● The records
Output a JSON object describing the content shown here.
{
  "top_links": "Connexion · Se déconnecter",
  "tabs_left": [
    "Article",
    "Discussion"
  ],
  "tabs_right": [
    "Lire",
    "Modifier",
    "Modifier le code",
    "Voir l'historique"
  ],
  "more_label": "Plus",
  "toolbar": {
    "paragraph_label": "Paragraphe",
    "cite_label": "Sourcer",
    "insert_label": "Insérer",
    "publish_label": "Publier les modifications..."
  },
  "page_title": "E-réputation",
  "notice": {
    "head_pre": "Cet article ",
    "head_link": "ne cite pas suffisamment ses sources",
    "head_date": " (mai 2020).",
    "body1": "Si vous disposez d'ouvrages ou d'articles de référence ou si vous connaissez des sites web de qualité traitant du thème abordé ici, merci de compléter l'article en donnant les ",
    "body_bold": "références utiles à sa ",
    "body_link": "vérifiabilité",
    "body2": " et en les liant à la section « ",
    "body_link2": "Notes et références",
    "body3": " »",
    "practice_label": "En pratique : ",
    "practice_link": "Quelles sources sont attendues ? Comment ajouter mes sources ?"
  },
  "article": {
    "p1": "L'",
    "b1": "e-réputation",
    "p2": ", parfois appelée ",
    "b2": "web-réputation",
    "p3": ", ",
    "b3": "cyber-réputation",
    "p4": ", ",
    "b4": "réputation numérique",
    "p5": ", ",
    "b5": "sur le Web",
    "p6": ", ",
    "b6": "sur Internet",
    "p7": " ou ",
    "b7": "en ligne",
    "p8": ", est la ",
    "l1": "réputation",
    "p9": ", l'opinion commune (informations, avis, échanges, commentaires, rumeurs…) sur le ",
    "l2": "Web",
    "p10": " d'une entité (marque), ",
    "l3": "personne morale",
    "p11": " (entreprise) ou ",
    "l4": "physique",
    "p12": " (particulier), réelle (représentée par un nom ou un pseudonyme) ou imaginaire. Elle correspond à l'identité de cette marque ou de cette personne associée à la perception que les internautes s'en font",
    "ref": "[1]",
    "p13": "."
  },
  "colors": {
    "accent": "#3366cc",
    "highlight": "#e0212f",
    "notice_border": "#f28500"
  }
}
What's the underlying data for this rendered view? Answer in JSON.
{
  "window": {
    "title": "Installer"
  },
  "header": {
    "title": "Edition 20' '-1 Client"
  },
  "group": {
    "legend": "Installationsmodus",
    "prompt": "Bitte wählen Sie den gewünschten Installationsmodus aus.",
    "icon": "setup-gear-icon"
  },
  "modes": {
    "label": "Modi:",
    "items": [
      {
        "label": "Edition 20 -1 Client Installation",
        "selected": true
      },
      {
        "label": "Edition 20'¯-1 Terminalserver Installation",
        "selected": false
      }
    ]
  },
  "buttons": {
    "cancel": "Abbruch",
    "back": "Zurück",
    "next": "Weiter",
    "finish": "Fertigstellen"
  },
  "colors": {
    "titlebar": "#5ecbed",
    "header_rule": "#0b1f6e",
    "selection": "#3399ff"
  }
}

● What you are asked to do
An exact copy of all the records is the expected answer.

● Solved exercise
Output a JSON object describing the content shown here.
{
  "top_links": "Connexion · Se déconnecter",
  "tabs_left": [
    "Article",
    "Discussion"
  ],
  "tabs_right": [
    "Lire",
    "Modifier",
    "Modifier le code",
    "Voir l'historique"
  ],
  "more_label": "Plus",
  "toolbar": {
    "paragraph_label": "Paragraphe",
    "cite_label": "Sourcer",
    "insert_label": "Insérer",
    "publish_label": "Publier les modifications..."
  },
  "page_title": "E-réputation",
  "notice": {
    "head_pre": "Cet article ",
    "head_link": "ne cite pas suffisamment ses sources",
    "head_date": " (mai 2020).",
    "body1": "Si vous disposez d'ouvrages ou d'articles de référence ou si vous connaissez des sites web de qualité traitant du thème abordé ici, merci de compléter l'article en donnant les ",
    "body_bold": "références utiles à sa ",
    "body_link": "vérifiabilité",
    "body2": " et en les liant à la section « ",
    "body_link2": "Notes et références",
    "body3": " »",
    "practice_label": "En pratique : ",
    "practice_link": "Quelles sources sont attendues ? Comment ajouter mes sources ?"
  },
  "article": {
    "p1": "L'",
    "b1": "e-réputation",
    "p2": ", parfois appelée ",
    "b2": "web-réputation",
    "p3": ", ",
    "b3": "cyber-réputation",
    "p4": ", ",
    "b4": "réputation numérique",
    "p5": ", ",
    "b5": "sur le Web",
    "p6": ", ",
    "b6": "sur Internet",
    "p7": " ou ",
    "b7": "en ligne",
    "p8": ", est la ",
    "l1": "réputation",
    "p9": ", l'opinion commune (informations, avis, échanges, commentaires, rumeurs…) sur le ",
    "l2": "Web",
    "p10": " d'une entité (marque), ",
    "l3": "personne morale",
    "p11": " (entreprise) ou ",
    "l4": "physique",
    "p12": " (particulier), réelle (représentée par un nom ou un pseudonyme) ou imaginaire. Elle correspond à l'identité de cette marque ou de cette personne associée à la perception que les internautes s'en font",
    "ref": "[1]",
    "p13": "."
  },
  "colors": {
    "accent": "#3366cc",
    "highlight": "#e0212f",
    "notice_border": "#f28500"
  }
}
What's the underlying data for this rendered view? Answer in JSON.
{
  "window": {
    "title": "Installer"
  },
  "header": {
    "title": "Edition 20' '-1 Client"
  },
  "group": {
    "legend": "Installationsmodus",
    "prompt": "Bitte wählen Sie den gewünschten Installationsmodus aus.",
    "icon": "setup-gear-icon"
  },
  "modes": {
    "label": "Modi:",
    "items": [
      {
        "label": "Edition 20 -1 Client Installation",
        "selected": true
      },
      {
        "label": "Edition 20'¯-1 Terminalserver Installation",
        "selected": false
      }
    ]
  },
  "buttons": {
    "cancel": "Abbruch",
    "back": "Zurück",
    "next": "Weiter",
    "finish": "Fertigstellen"
  },
  "colors": {
    "titlebar": "#5ecbed",
    "header_rule": "#0b1f6e",
    "selection": "#3399ff"
  }
}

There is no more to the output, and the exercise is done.